"For me, if I just focus on skating my best -- and not on placement -- that's when I skate my best. Lots of things in figure skating are out of your control; you can only control what you do on the ice."

Change of quad strategy for Mroz

Tom Zakrajsek and Becky Calvin, who train their skaters at Colorado Springs' World Arena, bring two senior men to San Jose: 2009 U.S. silver medalist Brandon Mroz and 2011 U.S. junior champion Max Aaron.

The 21-year-old Mroz, who landed the first-ever quadruple Lutz in competition at the Colorado Springs Invitational in September (Watch here) and repeated the feat at 2011 NHK Trophy (Watch here), may not execute the spectacular maneuver this week.

"He hasn't been training the quad Lutz as much," Zakrajsek said. "Prior to Christmas, he was training four quads [toe, Lutz, loop and flip], and then he got sick and was battling a cold, so he backed off a bit, although he can certainly still rotate them.

"I recommended taking the [quad] Lutz out of the short, because he's done quad toe in the short many times with good success. As for the free, we'll see. It will be either [quad] toe or Lutz. It's the first jump in the program, and the set-up is similar, so if he feels good he might try it. He certainly wants to do it."

In addition to jumps, Zakrajsek wants to see his skater fully interpret his programs, including a short to "Mack the Knife" and free to Bizet's Carmen.

"The feedback we've gotten is that judges want to see him relate to the music and audience more," he said. "In the long, we tweaked the pacing and moved one spin. That really seems to have helped."

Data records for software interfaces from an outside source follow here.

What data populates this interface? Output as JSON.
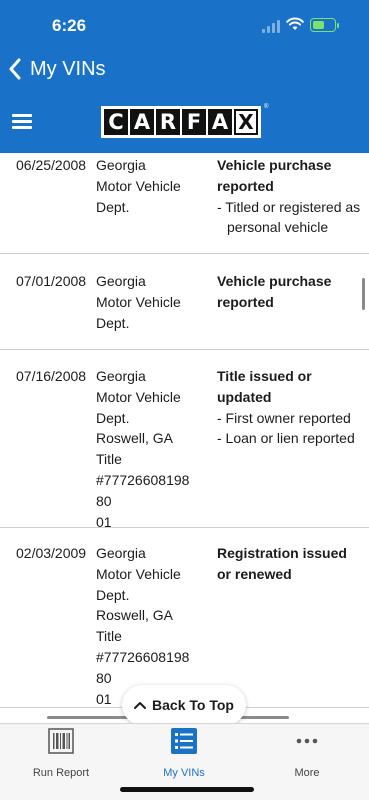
{
  "status_bar": {
    "time": "6:26",
    "battery_level": 0.6
  },
  "header": {
    "back_title": "My VINs",
    "logo_letters": [
      "C",
      "A",
      "R",
      "F",
      "A",
      "X"
    ],
    "logo_registered": "®"
  },
  "records": [
    {
      "date": "06/25/2008",
      "source": [
        "Georgia",
        "Motor Vehicle",
        "Dept."
      ],
      "event": [
        "Vehicle purchase",
        "reported"
      ],
      "details": [
        "- Titled or registered as personal vehicle"
      ]
    },
    {
      "date": "07/01/2008",
      "source": [
        "Georgia",
        "Motor Vehicle",
        "Dept."
      ],
      "event": [
        "Vehicle purchase",
        "reported"
      ],
      "details": []
    },
    {
      "date": "07/16/2008",
      "source": [
        "Georgia",
        "Motor Vehicle",
        "Dept.",
        "Roswell, GA",
        "Title",
        "#7772660819880",
        "01"
      ],
      "event": [
        "Title issued or",
        "updated"
      ],
      "details": [
        "- First owner reported",
        "- Loan or lien reported"
      ]
    },
    {
      "date": "02/03/2009",
      "source": [
        "Georgia",
        "Motor Vehicle",
        "Dept.",
        "Roswell, GA",
        "Title",
        "#7772660819880",
        "01"
      ],
      "event": [
        "Registration issued",
        "or renewed"
      ],
      "details": []
    }
  ],
  "back_to_top_label": "Back To Top",
  "tabs": [
    {
      "label": "Run Report",
      "icon": "barcode-icon"
    },
    {
      "label": "My VINs",
      "icon": "list-icon"
    },
    {
      "label": "More",
      "icon": "more-dots-icon"
    }
  ],
  "colors": {
    "brand_blue": "#1a72c8",
    "battery_green": "#7be36d"
  }
}
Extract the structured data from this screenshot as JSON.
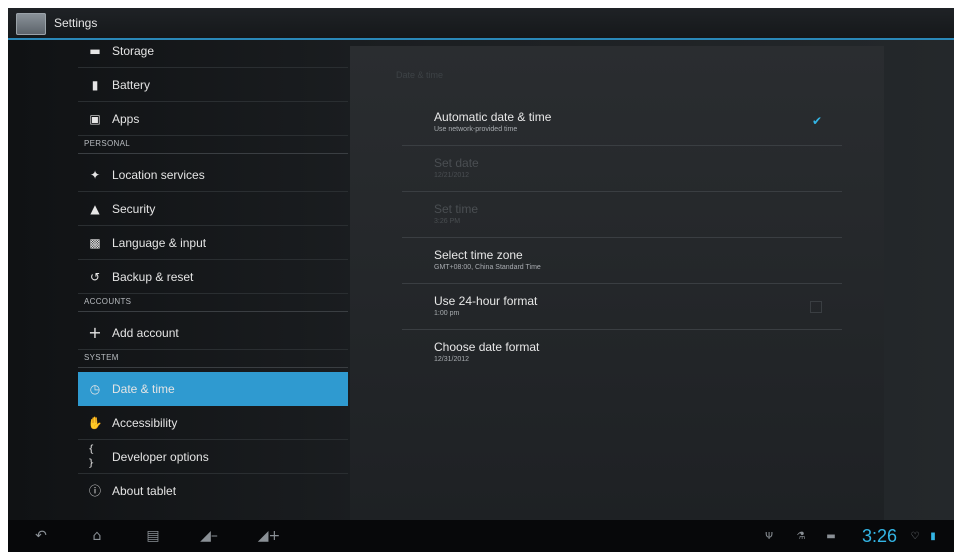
{
  "actionbar": {
    "title": "Settings",
    "app_icon": "settings-app-icon"
  },
  "sidebar": {
    "items": [
      {
        "label": "Storage",
        "icon": "storage-icon"
      },
      {
        "label": "Battery",
        "icon": "battery-icon"
      },
      {
        "label": "Apps",
        "icon": "apps-icon"
      },
      {
        "label": "Location services",
        "icon": "location-icon"
      },
      {
        "label": "Security",
        "icon": "lock-icon"
      },
      {
        "label": "Language & input",
        "icon": "language-icon"
      },
      {
        "label": "Backup & reset",
        "icon": "backup-icon"
      },
      {
        "label": "Add account",
        "icon": "plus-icon"
      },
      {
        "label": "Date & time",
        "icon": "clock-icon",
        "selected": true
      },
      {
        "label": "Accessibility",
        "icon": "accessibility-icon"
      },
      {
        "label": "Developer options",
        "icon": "braces-icon"
      },
      {
        "label": "About tablet",
        "icon": "info-icon"
      }
    ],
    "sections": {
      "personal": "PERSONAL",
      "accounts": "ACCOUNTS",
      "system": "SYSTEM"
    }
  },
  "main": {
    "heading": "Date & time",
    "settings": [
      {
        "title": "Automatic date & time",
        "summary": "Use network-provided time",
        "checked": true,
        "enabled": true
      },
      {
        "title": "Set date",
        "summary": "12/21/2012",
        "enabled": false
      },
      {
        "title": "Set time",
        "summary": "3:26 PM",
        "enabled": false
      },
      {
        "title": "Select time zone",
        "summary": "GMT+08:00, China Standard Time",
        "enabled": true
      },
      {
        "title": "Use 24-hour format",
        "summary": "1:00 pm",
        "checked": false,
        "enabled": true
      },
      {
        "title": "Choose date format",
        "summary": "12/31/2012",
        "enabled": true
      }
    ]
  },
  "navbar": {
    "clock": "3:26",
    "buttons": [
      "back-icon",
      "home-icon",
      "recent-apps-icon",
      "volume-down-icon",
      "volume-up-icon"
    ],
    "status_icons": [
      "usb-icon",
      "usb-debug-icon",
      "sd-card-icon",
      "wifi-icon",
      "battery-status-icon"
    ]
  },
  "colors": {
    "accent": "#33b5e5",
    "selected_bg": "#2f9ad0"
  }
}
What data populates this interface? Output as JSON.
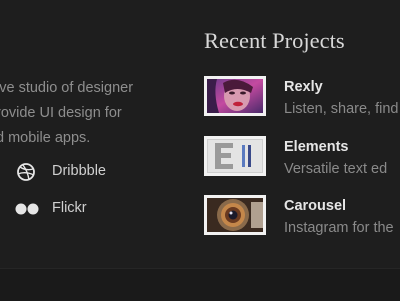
{
  "about": {
    "lines": [
      "ive studio of designer",
      "rovide UI design for",
      "d mobile apps."
    ]
  },
  "social": [
    {
      "label": "Dribbble",
      "icon": "dribbble-icon"
    },
    {
      "label": "Flickr",
      "icon": "flickr-icon"
    }
  ],
  "projects_section": {
    "heading": "Recent Projects",
    "items": [
      {
        "title": "Rexly",
        "description": "Listen, share, find",
        "thumbnail": "portrait-thumbnail"
      },
      {
        "title": "Elements",
        "description": "Versatile text ed",
        "thumbnail": "letter-e-thumbnail"
      },
      {
        "title": "Carousel",
        "description": "Instagram for the",
        "thumbnail": "camera-lens-thumbnail"
      }
    ]
  },
  "colors": {
    "background": "#1e1e1e",
    "heading": "#d8d8d8",
    "muted_text": "#8a8a8a",
    "thumb_border": "#f2f2f2"
  }
}
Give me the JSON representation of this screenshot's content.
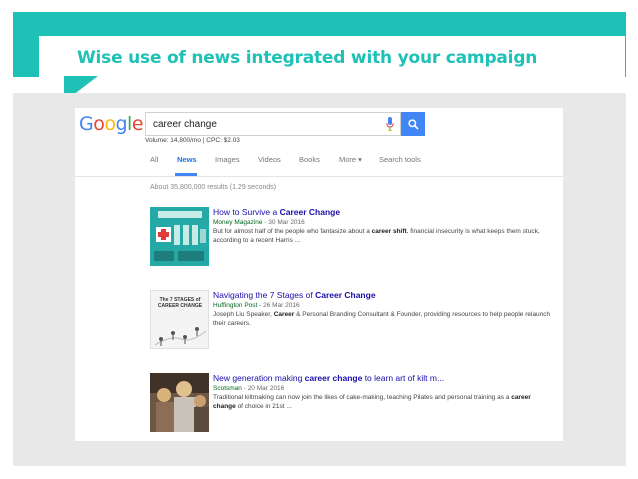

Aaron, too, arrives in San Jose fit and ready, Zakrajsek said.

"He's been training very hard. He's improved a lot, especially his artistry, plus his quad [Salchow] is more consistent. He's doing clean shorts and longs in practice.

"When you're the U.S. junior champion, people really look at your first nationals as a senior, and certainly he's working to get the highest scores he can."

Zakrajsek has been targeting two areas in particular.

"He's able to do a Level 4 flying spin, so we'd like to see that," he said. "We're also working on triple Axel-triple toe [combination] for the long program."